The Committee of Advertising Practice (CAP) Code does not apply to marketing communications in ‘foreign media’. This exemption is stated in Scope of the Code, definition II.c. This advice explains how to tell if an ad counts as ‘foreign media’ and whether the Advertising Standards Authority (ASA) would regulate it.
Think about the media, not the advertiser
The ‘foreign media’ definition relates to the country where the ad itself is published. It doesn’t relate to the country where the advertiser is based, which may be different from where the ad is published. If the ASA receives a complaint about an influencer ad on social media, their jurisdiction over the ad would depend on the details of the influencer rather than the brand.
In one case, the ASA received a complaint about an ad that appeared in a YouTube pre-roll that automatically played to UK consumers before the start of a video. The ASA considered that ads appearing in this paid-for space were specifically served and targeted to UK consumers by YouTube, and so the pre-roll did not count as foreign media (Fiat Chrysler Automobiles UK Ltd, 24 October 2018). The advertiser’s country of origin, and the status of YouTube as an international ‘.com’ website, were not the deciding factors.
The Cross Border Complaints system
‘Direct marketing communications’ are ads that are delivered directly to particular consumers, rather than passively appearing in ad spaces such as a billboards.
When direct marketing communications are sent to UK consumers but originate outside the UK, they are under the jurisdiction of the relevant authority in the country from which they originate. If that authority is a member of the European Advertising Standards Alliance (EASA) the ASA will generally refer the matter to them through a cross-border referral scheme.

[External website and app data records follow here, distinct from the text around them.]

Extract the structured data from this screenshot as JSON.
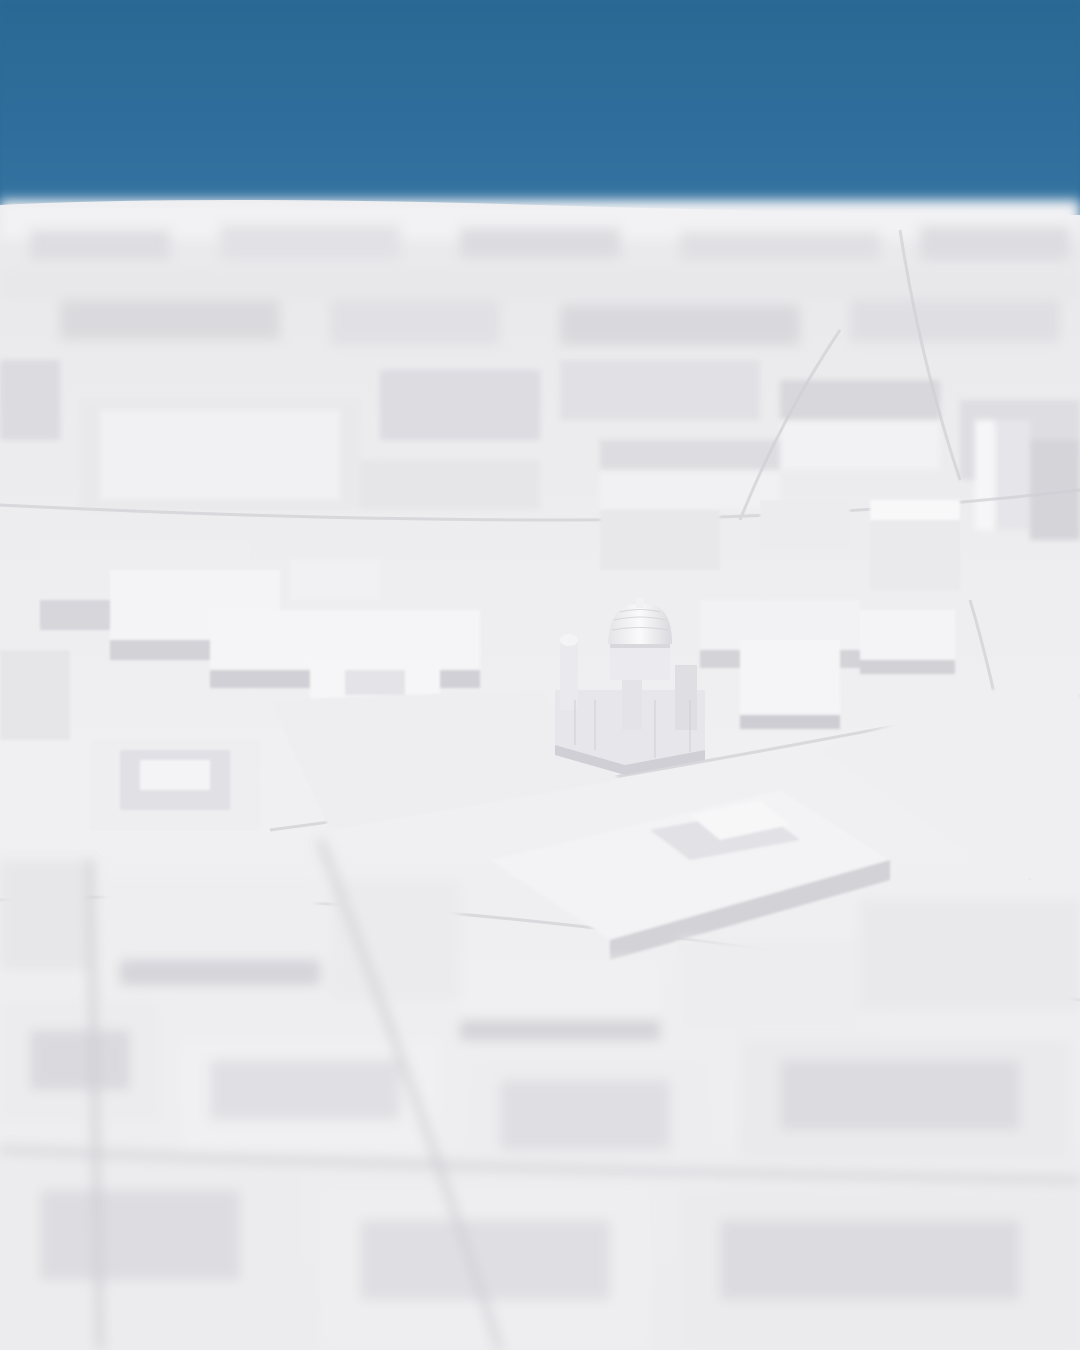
{
  "photo": {
    "subject": "",
    "colors": {
      "background": "#2c6a98",
      "model_base": "#eeeeef",
      "model_shadow": "#d2d2d6",
      "model_highlight": "#fbfbfc"
    }
  }
}
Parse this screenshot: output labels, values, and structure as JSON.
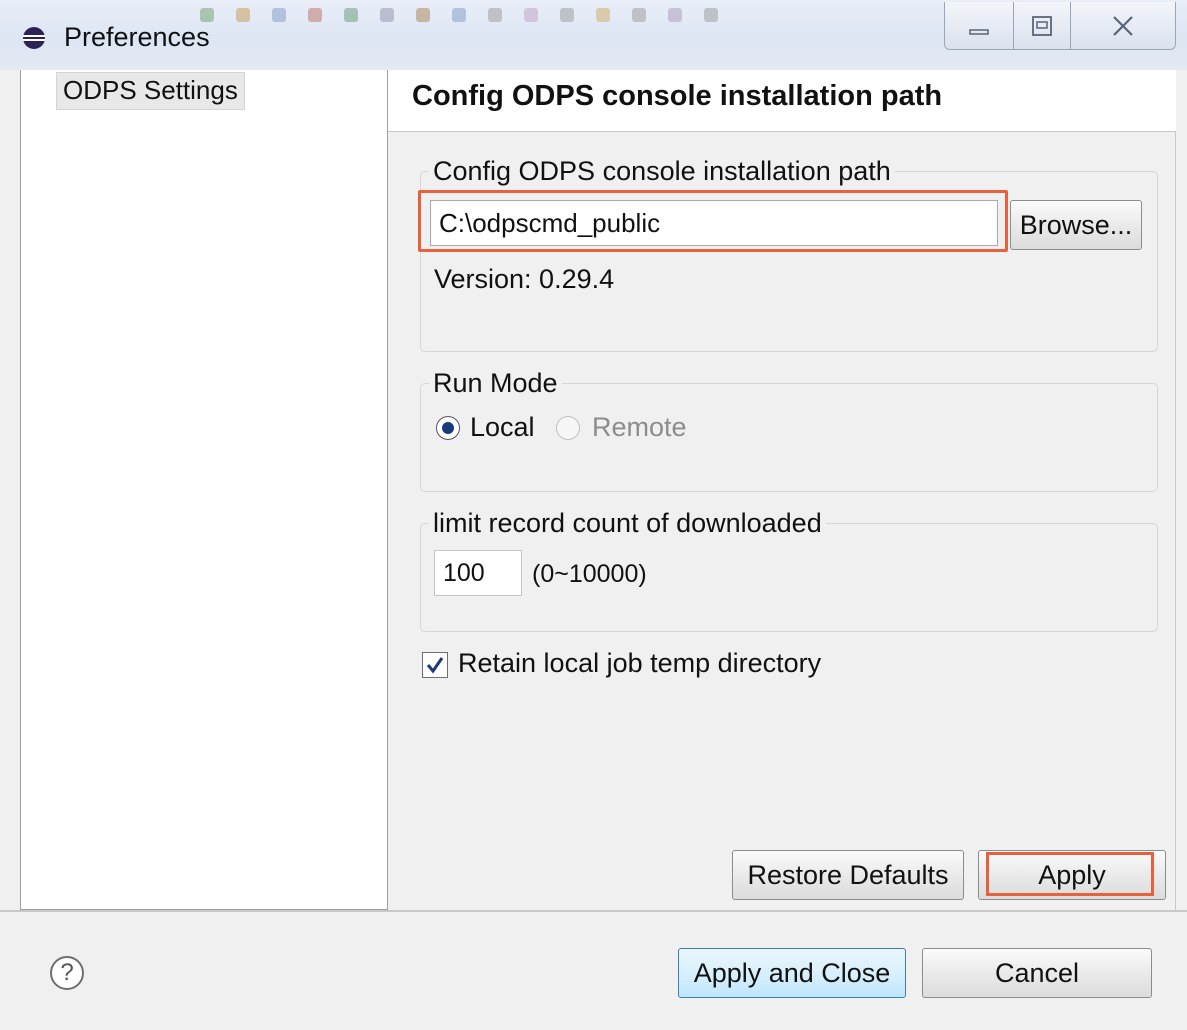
{
  "window": {
    "title": "Preferences"
  },
  "sidebar": {
    "items": [
      {
        "label": "ODPS Settings",
        "selected": true
      }
    ]
  },
  "page": {
    "title": "Config ODPS console installation path",
    "console_group": {
      "legend": "Config ODPS console installation path",
      "path_value": "C:\\odpscmd_public",
      "browse_label": "Browse...",
      "version_text": "Version: 0.29.4"
    },
    "run_mode": {
      "legend": "Run Mode",
      "options": [
        {
          "label": "Local",
          "selected": true,
          "enabled": true
        },
        {
          "label": "Remote",
          "selected": false,
          "enabled": false
        }
      ]
    },
    "limit": {
      "legend": "limit record count of downloaded",
      "value": "100",
      "range": "(0~10000)"
    },
    "retain_temp": {
      "label": "Retain local job temp directory",
      "checked": true
    },
    "buttons": {
      "restore_defaults": "Restore Defaults",
      "apply": "Apply"
    }
  },
  "footer": {
    "help_glyph": "?",
    "apply_and_close": "Apply and Close",
    "cancel": "Cancel"
  },
  "colors": {
    "highlight": "#e8603c",
    "accent_button": "#bee6fd"
  }
}
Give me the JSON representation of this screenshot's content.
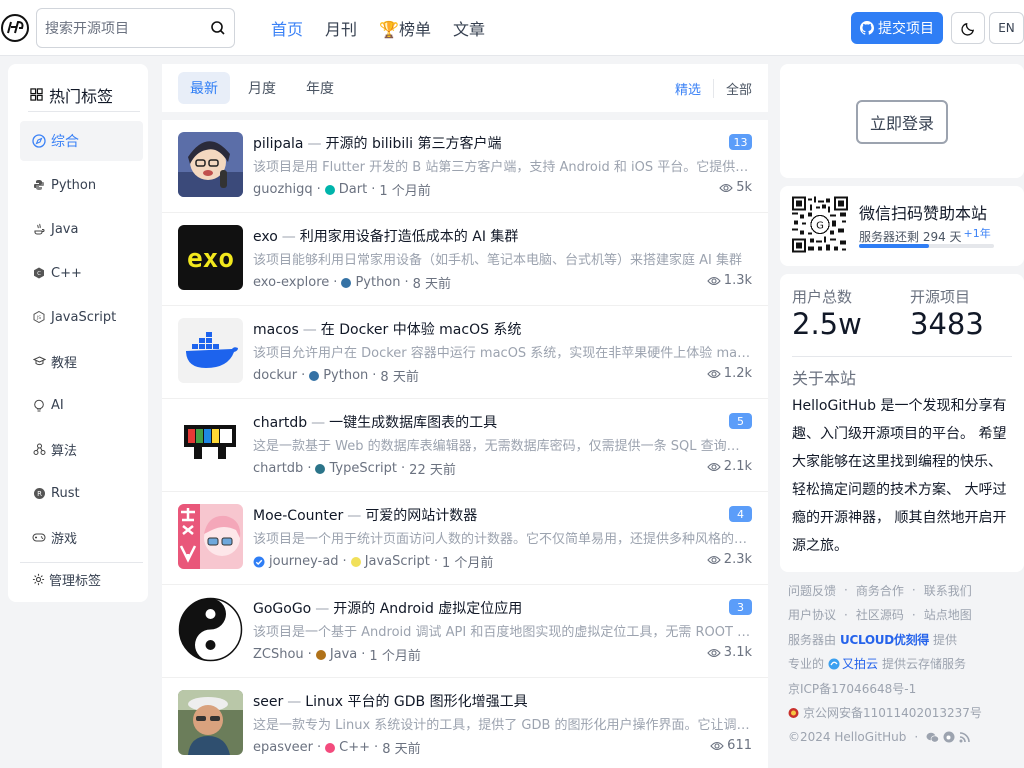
{
  "header": {
    "search_placeholder": "搜索开源项目",
    "nav": [
      "首页",
      "月刊",
      "榜单",
      "文章"
    ],
    "submit_label": "提交项目",
    "lang_label": "EN"
  },
  "sidebar": {
    "title": "热门标签",
    "tags": [
      "综合",
      "Python",
      "Java",
      "C++",
      "JavaScript",
      "教程",
      "AI",
      "算法",
      "Rust",
      "游戏"
    ],
    "manage_label": "管理标签"
  },
  "tabs": {
    "items": [
      "最新",
      "月度",
      "年度"
    ],
    "right": [
      "精选",
      "全部"
    ]
  },
  "projects": [
    {
      "name": "pilipala",
      "title": "开源的 bilibili 第三方客户端",
      "badge": "13",
      "desc": "该项目是用 Flutter 开发的 B 站第三方客户端，支持 Android 和 iOS 平台。它提供了推荐视频、热门推荐、视频搜索、视频播放等功能",
      "author": "guozhigq",
      "lang": "Dart",
      "lang_color": "#00b4ab",
      "time": "1 个月前",
      "views": "5k",
      "verified": false
    },
    {
      "name": "exo",
      "title": "利用家用设备打造低成本的 AI 集群",
      "badge": "",
      "desc": "该项目能够利用日常家用设备（如手机、笔记本电脑、台式机等）来搭建家庭 AI 集群",
      "author": "exo-explore",
      "lang": "Python",
      "lang_color": "#3572a5",
      "time": "8 天前",
      "views": "1.3k",
      "verified": false
    },
    {
      "name": "macos",
      "title": "在 Docker 中体验 macOS 系统",
      "badge": "",
      "desc": "该项目允许用户在 Docker 容器中运行 macOS 系统，实现在非苹果硬件上体验 macOS",
      "author": "dockur",
      "lang": "Python",
      "lang_color": "#3572a5",
      "time": "8 天前",
      "views": "1.2k",
      "verified": false
    },
    {
      "name": "chartdb",
      "title": "一键生成数据库图表的工具",
      "badge": "5",
      "desc": "这是一款基于 Web 的数据库表编辑器，无需数据库密码，仅需提供一条 SQL 查询语句",
      "author": "chartdb",
      "lang": "TypeScript",
      "lang_color": "#2b7489",
      "time": "22 天前",
      "views": "2.1k",
      "verified": false
    },
    {
      "name": "Moe-Counter",
      "title": "可爱的网站计数器",
      "badge": "4",
      "desc": "该项目是一个用于统计页面访问人数的计数器。它不仅简单易用，还提供多种风格的主题",
      "author": "journey-ad",
      "lang": "JavaScript",
      "lang_color": "#f1e05a",
      "time": "1 个月前",
      "views": "2.3k",
      "verified": true
    },
    {
      "name": "GoGoGo",
      "title": "开源的 Android 虚拟定位应用",
      "badge": "3",
      "desc": "该项目是一个基于 Android 调试 API 和百度地图实现的虚拟定位工具，无需 ROOT 权限",
      "author": "ZCShou",
      "lang": "Java",
      "lang_color": "#b07219",
      "time": "1 个月前",
      "views": "3.1k",
      "verified": false
    },
    {
      "name": "seer",
      "title": "Linux 平台的 GDB 图形化增强工具",
      "badge": "",
      "desc": "这是一款专为 Linux 系统设计的工具，提供了 GDB 的图形化用户操作界面。它让调试更加直观",
      "author": "epasveer",
      "lang": "C++",
      "lang_color": "#f34b7d",
      "time": "8 天前",
      "views": "611",
      "verified": false
    }
  ],
  "login_label": "立即登录",
  "sponsor": {
    "title": "微信扫码赞助本站",
    "sub": "服务器还剩 294 天",
    "plus": "+1年",
    "progress": 0.52
  },
  "stats": {
    "users_label": "用户总数",
    "users_value": "2.5w",
    "projects_label": "开源项目",
    "projects_value": "3483",
    "about_title": "关于本站",
    "about_text": "HelloGitHub 是一个发现和分享有趣、入门级开源项目的平台。 希望大家能够在这里找到编程的快乐、 轻松搞定问题的技术方案、 大呼过瘾的开源神器， 顺其自然地开启开源之旅。"
  },
  "footer": {
    "links1": [
      "问题反馈",
      "商务合作",
      "联系我们"
    ],
    "links2": [
      "用户协议",
      "社区源码",
      "站点地图"
    ],
    "server_prefix": "服务器由",
    "server_brand": "UCLOUD优刻得",
    "server_suffix": "提供",
    "cdn_prefix": "专业的",
    "cdn_brand": "又拍云",
    "cdn_suffix": "提供云存储服务",
    "icp": "京ICP备17046648号-1",
    "police": "京公网安备11011402013237号",
    "copyright": "©2024 HelloGitHub"
  }
}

If the ad originates from a country that is not a member of this referral scheme (e.g. the USA or China), the ASA will take what action it can. When the ASA received a complaint about an online ad for a legal training course, the advertisers argued that they were outside the ASA’s jurisdiction because they were based in the USA (Solaw International Ltd t/a QLTS Advantage, 29 April 2020). The ASA noted that the course was directed at lawyers who wanted to qualify as UK-accredited solicitors, some of whom would already work in the UK, and all of whom would need to take part in an oral exam in London. The advertisers were invited to provide web analytics data on how many customers were present in the UK when they purchased their training course, but did not do so. Because of this, the ASA concluded that the ad targeted UK consumers, and proceeded with the investigation because the ad did not originate from a country with a cross-border referral arrangement.
The importance of the URL
The same principles apply to sales promotions and marketing communications on websites that specifically target UK consumers, but which do not have a “.co.uk” address and are not operated by a UK based company.
The ASA is likely to consider that a site specifically targets UK consumers if, for example, prices are given in GBP, or if consumers are invited to contact a UK telephone number or address. By default, marketing communications on “.co.uk” websites are considered to be in ‘UK media’.
Think about the media’s audience
Some publications may be published for an audience in another country (e.g. The New York Times, Le Monde) but can be purchased as imports in the UK. Unless they are specifically re-published as UK editions, these publications would count as foreign media, and ads that appear in them would fall outside the Scope of the Code.
If in-flight magazines on international flights are intended to remain on the plane, ads in those magazines are unlikely to count as UK media. In contrast, ads that appear in magazines on domestic UK flights would be subject to the Code.
Note: This advice is given by the CAP Executive about non-broadcast advertising. It does not constitute legal advice. It does not bind CAP, CAP advisory panels or the ASA. CAP’s Advice Online entries provide guidance on interpreting the UK Code of Non-broadcast Advertising and Direct & Promotional Marketing.
How can we help!
Whether or not something breaches the Code in this way can often be a fine line – marketers who are unsure whether their ads are likely to breach the Code are invited to contact the Copy Advice team.